→ **Your assignment**: Drop every picture, then print the rest of the listing exactly as given.

→ **Raw data**:
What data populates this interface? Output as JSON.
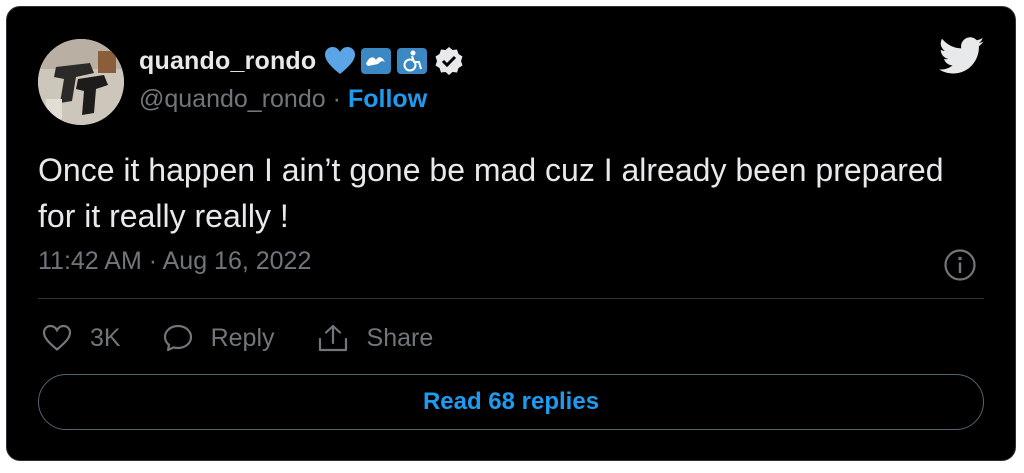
{
  "user": {
    "display_name": "quando_rondo",
    "handle": "@quando_rondo",
    "separator": "·",
    "follow_label": "Follow",
    "badges": [
      "blue-heart-icon",
      "wave-icon",
      "wheelchair-icon",
      "verified-icon"
    ]
  },
  "tweet": {
    "text": "Once it happen I ain’t gone be mad cuz I already been prepared for it really really !",
    "timestamp": "11:42 AM · Aug 16, 2022"
  },
  "actions": {
    "like_count": "3K",
    "reply_label": "Reply",
    "share_label": "Share"
  },
  "footer": {
    "read_replies_label": "Read 68 replies"
  },
  "colors": {
    "background": "#000000",
    "text": "#e7e9ea",
    "secondary": "#71767b",
    "accent": "#1d9bf0",
    "border": "#2f3336"
  }
}
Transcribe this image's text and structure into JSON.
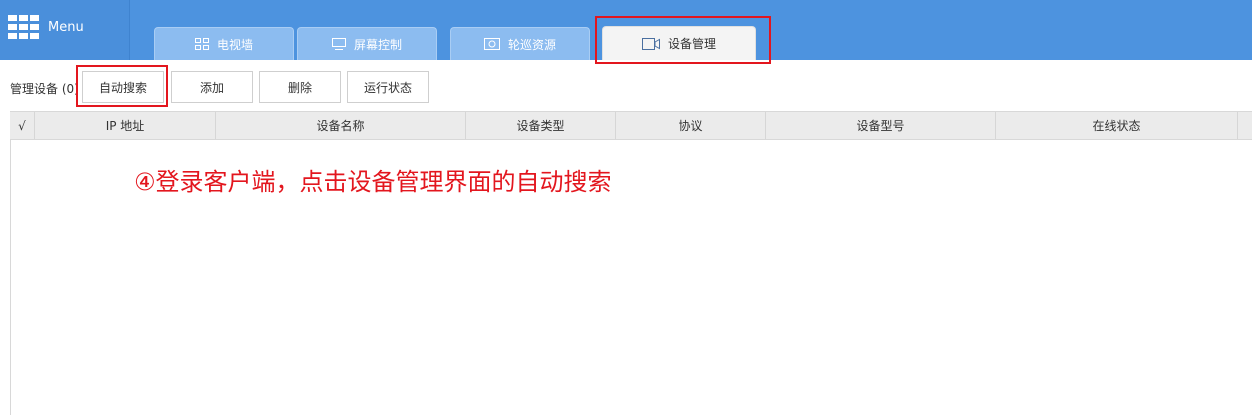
{
  "app": {
    "menu_label": "Menu"
  },
  "tabs": [
    {
      "label": "电视墙",
      "icon": "grid-icon",
      "active": false
    },
    {
      "label": "屏幕控制",
      "icon": "monitor-icon",
      "active": false
    },
    {
      "label": "轮巡资源",
      "icon": "camera-icon",
      "active": false
    },
    {
      "label": "设备管理",
      "icon": "video-camera-icon",
      "active": true
    }
  ],
  "toolbar": {
    "label": "管理设备 (0)",
    "buttons": [
      "自动搜索",
      "添加",
      "删除",
      "运行状态"
    ]
  },
  "table": {
    "columns": [
      "√",
      "IP 地址",
      "设备名称",
      "设备类型",
      "协议",
      "设备型号",
      "在线状态"
    ]
  },
  "annotation": "④登录客户端，点击设备管理界面的自动搜索",
  "colors": {
    "topbar": "#4d93df",
    "highlight": "#e3161e"
  }
}
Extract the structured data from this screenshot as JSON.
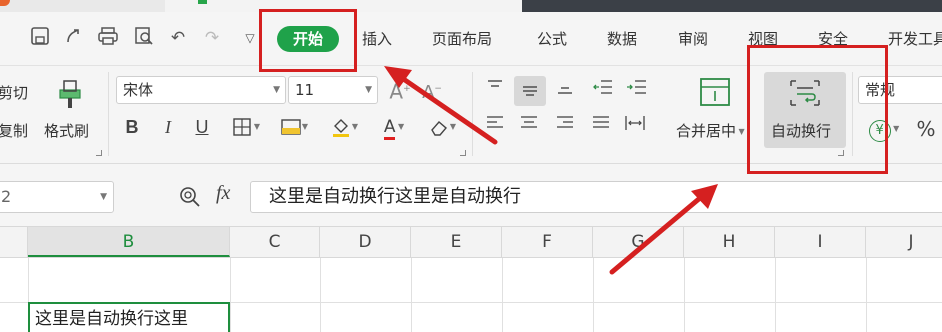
{
  "tabs": [
    "开始",
    "插入",
    "页面布局",
    "公式",
    "数据",
    "审阅",
    "视图",
    "安全",
    "开发工具"
  ],
  "ribbon": {
    "cut_label": "剪切",
    "copy_label": "复制",
    "format_painter_label": "格式刷",
    "font_name": "宋体",
    "font_size": "11",
    "merge_center_label": "合并居中",
    "wrap_text_label": "自动换行",
    "number_format": "常规",
    "bold_glyph": "B",
    "italic_glyph": "I",
    "underline_glyph": "U",
    "percent_glyph": "%",
    "currency_glyph": "¥"
  },
  "formula_bar": {
    "name_box_value": "2",
    "fx_label": "fx",
    "content": "这里是自动换行这里是自动换行"
  },
  "grid": {
    "columns": [
      "B",
      "C",
      "D",
      "E",
      "F",
      "G",
      "H",
      "I",
      "J"
    ],
    "active_column": "B",
    "active_cell_text": "这里是自动换行这里"
  },
  "colors": {
    "accent_green": "#1fa24a",
    "annotation_red": "#d52020"
  }
}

→ **Reply**:
What data populates this interface? Output as JSON.
{
  "user": {
    "display_name": "quando_rondo",
    "handle": "@quando_rondo",
    "separator": "·",
    "follow_label": "Follow",
    "badges": [
      "blue-heart-icon",
      "wave-icon",
      "wheelchair-icon",
      "verified-icon"
    ]
  },
  "tweet": {
    "text": "Once it happen I ain’t gone be mad cuz I already been prepared for it really really !",
    "timestamp": "11:42 AM · Aug 16, 2022"
  },
  "actions": {
    "like_count": "3K",
    "reply_label": "Reply",
    "share_label": "Share"
  },
  "footer": {
    "read_replies_label": "Read 68 replies"
  },
  "colors": {
    "background": "#000000",
    "text": "#e7e9ea",
    "secondary": "#71767b",
    "accent": "#1d9bf0",
    "border": "#2f3336"
  }
}
Transcribe this image's text and structure into JSON.
{
  "app": {
    "menu_label": "Menu"
  },
  "tabs": [
    {
      "label": "电视墙",
      "icon": "grid-icon",
      "active": false
    },
    {
      "label": "屏幕控制",
      "icon": "monitor-icon",
      "active": false
    },
    {
      "label": "轮巡资源",
      "icon": "camera-icon",
      "active": false
    },
    {
      "label": "设备管理",
      "icon": "video-camera-icon",
      "active": true
    }
  ],
  "toolbar": {
    "label": "管理设备 (0)",
    "buttons": [
      "自动搜索",
      "添加",
      "删除",
      "运行状态"
    ]
  },
  "table": {
    "columns": [
      "√",
      "IP 地址",
      "设备名称",
      "设备类型",
      "协议",
      "设备型号",
      "在线状态"
    ]
  },
  "annotation": "④登录客户端，点击设备管理界面的自动搜索",
  "colors": {
    "topbar": "#4d93df",
    "highlight": "#e3161e"
  }
}
Extract the structured data from this screenshot as JSON.
{
  "tabs": [
    "开始",
    "插入",
    "页面布局",
    "公式",
    "数据",
    "审阅",
    "视图",
    "安全",
    "开发工具"
  ],
  "ribbon": {
    "cut_label": "剪切",
    "copy_label": "复制",
    "format_painter_label": "格式刷",
    "font_name": "宋体",
    "font_size": "11",
    "merge_center_label": "合并居中",
    "wrap_text_label": "自动换行",
    "number_format": "常规",
    "bold_glyph": "B",
    "italic_glyph": "I",
    "underline_glyph": "U",
    "percent_glyph": "%",
    "currency_glyph": "¥"
  },
  "formula_bar": {
    "name_box_value": "2",
    "fx_label": "fx",
    "content": "这里是自动换行这里是自动换行"
  },
  "grid": {
    "columns": [
      "B",
      "C",
      "D",
      "E",
      "F",
      "G",
      "H",
      "I",
      "J"
    ],
    "active_column": "B",
    "active_cell_text": "这里是自动换行这里"
  },
  "colors": {
    "accent_green": "#1fa24a",
    "annotation_red": "#d52020"
  }
}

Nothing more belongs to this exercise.